destruction; he becomes too "masculine," pushing the Narrator
away, which in turn removes Tyler's chance of completing himself.
writes, "Sexism (dislike for that which is weak or feminine) and
virility (as represented by conquest over women) are both sides of the
Supermasculine and sometimes, in especially exaggerated circumstances
of masculinity, conflict. If women are despised as the weak and inferior,
unable to penetrate certain masculine mysteries (i.e. the hunt, war,
etc) it makes men admire and love each other more than the opposite
sex as basic human narcissism seeks out relatively equal or superior
sexual partners. However, homosexuality is in itself often viewed as

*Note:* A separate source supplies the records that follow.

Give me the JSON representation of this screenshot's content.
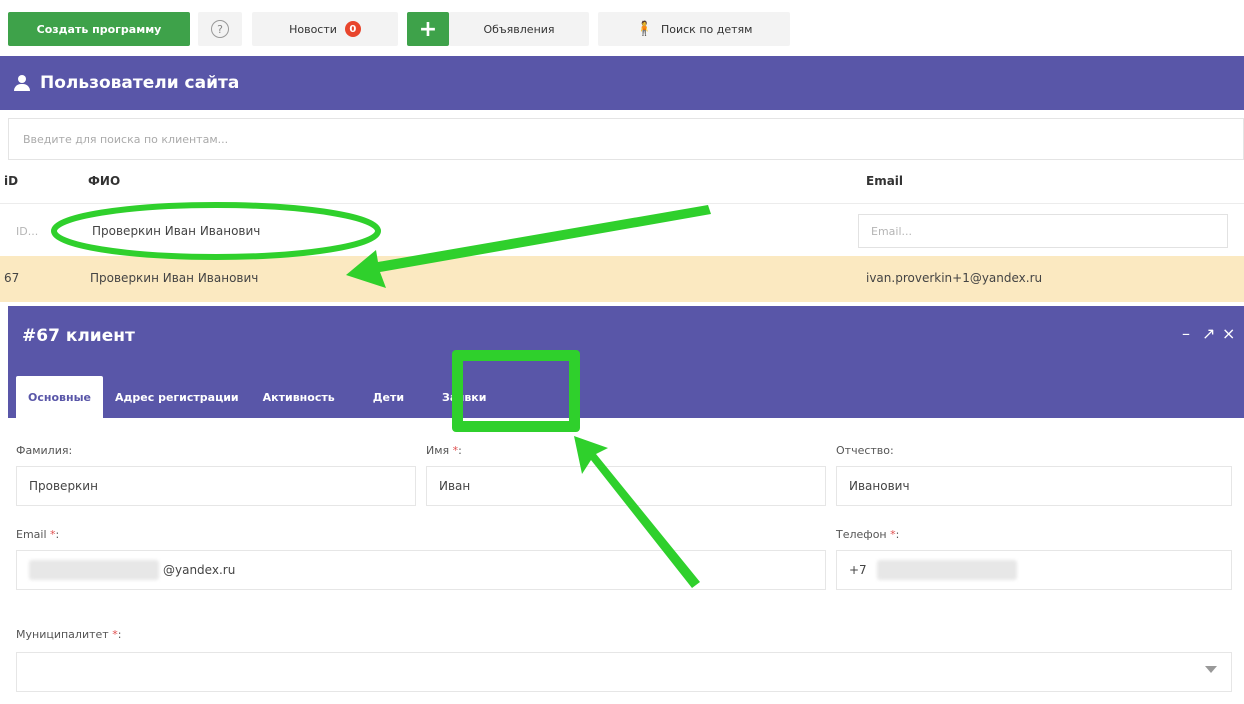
{
  "toolbar": {
    "create_program": "Создать программу",
    "help_glyph": "?",
    "news": "Новости",
    "news_badge": "0",
    "plus": "+",
    "ads": "Объявления",
    "kids_search": "Поиск по детям"
  },
  "users_panel": {
    "title": "Пользователи сайта",
    "search_placeholder": "Введите для поиска по клиентам...",
    "columns": {
      "id": "iD",
      "fio": "ФИО",
      "email": "Email"
    },
    "filters": {
      "id": "ID...",
      "fio": "Проверкин Иван Иванович",
      "email": "Email..."
    },
    "rows": [
      {
        "id": "67",
        "fio": "Проверкин Иван Иванович",
        "email": "ivan.proverkin+1@yandex.ru"
      }
    ]
  },
  "client_modal": {
    "title": "#67 клиент",
    "controls": {
      "minimize": "–",
      "expand": "↗",
      "close": "×"
    },
    "tabs": [
      {
        "label": "Основные",
        "active": true
      },
      {
        "label": "Адрес регистрации",
        "active": false
      },
      {
        "label": "Активность",
        "active": false
      },
      {
        "label": "Дети",
        "active": false
      },
      {
        "label": "Заявки",
        "active": false
      }
    ],
    "fields": {
      "last_name": {
        "label": "Фамилия:",
        "value": "Проверкин"
      },
      "first_name": {
        "label": "Имя",
        "required": "*",
        "colon": ":",
        "value": "Иван"
      },
      "patronymic": {
        "label": "Отчество:",
        "value": "Иванович"
      },
      "email": {
        "label": "Email",
        "required": "*",
        "colon": ":",
        "value": "@yandex.ru"
      },
      "phone": {
        "label": "Телефон",
        "required": "*",
        "colon": ":",
        "value": "+7"
      },
      "municipality": {
        "label": "Муниципалитет",
        "required": "*",
        "colon": ":",
        "value": ""
      }
    }
  },
  "colors": {
    "header_purple": "#5956a8",
    "button_green": "#3ea24a",
    "highlight_row": "#fbe9c1",
    "annotation_green": "#2fd02c",
    "badge_red": "#e8452c"
  }
}
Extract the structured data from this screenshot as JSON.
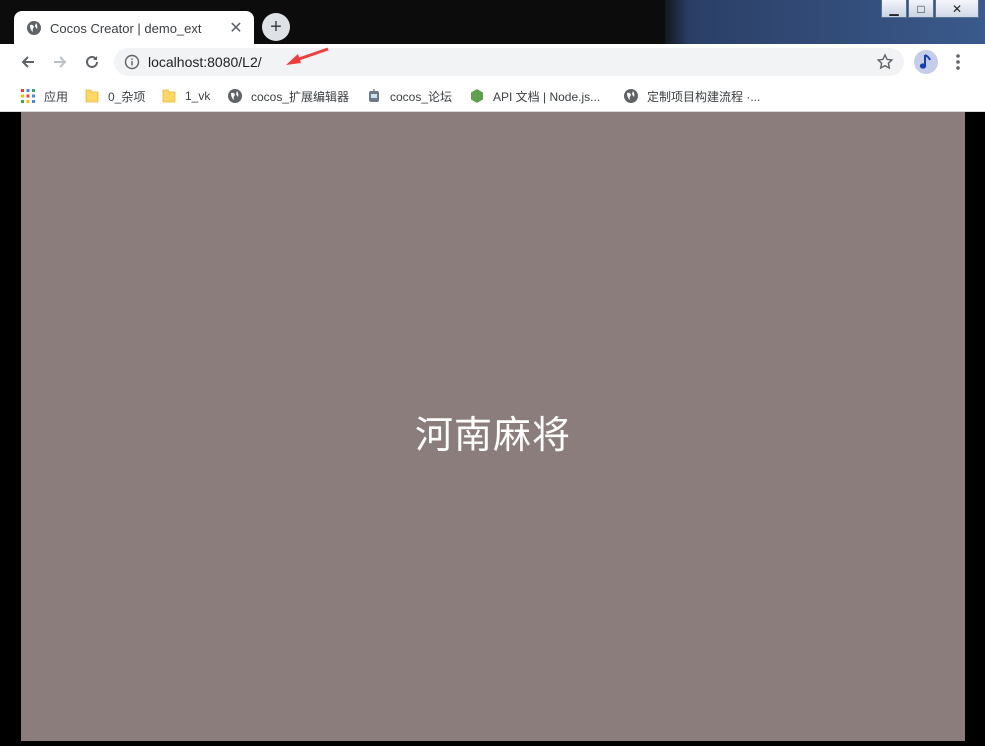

a form of effeminancy and is therefore outwardly despised in the Supermasculine
cultures (such as Ancient Rome and Sparta). The stress between homophobia
and homeroticism creates a form of very tense homophobic homoeroticism
which lends itself quite easily to violence and paranoia."
The Male Castration Theme
The theme of male castration seen throughout the movie, Fight Club is another example of the symbolism in the film that reflects The Narrator's struggle with balancing his feminine and masculine energies as well as accepting them both as positive inherent features within himself and others.
the opening scenes, we are introduced to Bob, a man with testicular
cancer who has had his been castrated. The Narrator finds himself intimately
involved in a support group of similar men called "Remaining Men
Together." The Narrator makes sarcastic remarks about Bob calling
him "The Big Moosey," yet he find a cure for his insomnia
in Bob's two most obvious and feminine features - his massive breasts
and his ability to cry (oh, wait, that's three features). One of the
first things The Narrator tells us is that "Bob had bitch tits."
A few minutes later, he described the same body parts as "enormous,
the way we think of God's as big."
There are also two references to castration during conversations between The Narrator and Marla. One occurs when she approaches him in the kitchen describing a "sex crime victim." She seductively reaches for his testicles through his underwear and he recoils. Earlier in the film when he tells her he should be allowed to continue as a member of the testicular cancer support group. Her reply is, "Technically, I have more of a right to be there than you. You still have your balls." His retort is, "You're kidding." Hers is, "I don't know? Am I?" as if she were wondering (perhaps in jest) if, in fact, he were castrated.
Near the end of the film, a police officer tells us the punishment for interfering with Project Mayhem is castration. The other police officer in the same scene tells The Narrator that it is a great gesture for him to submit to castration as a example for Project Mayhem members.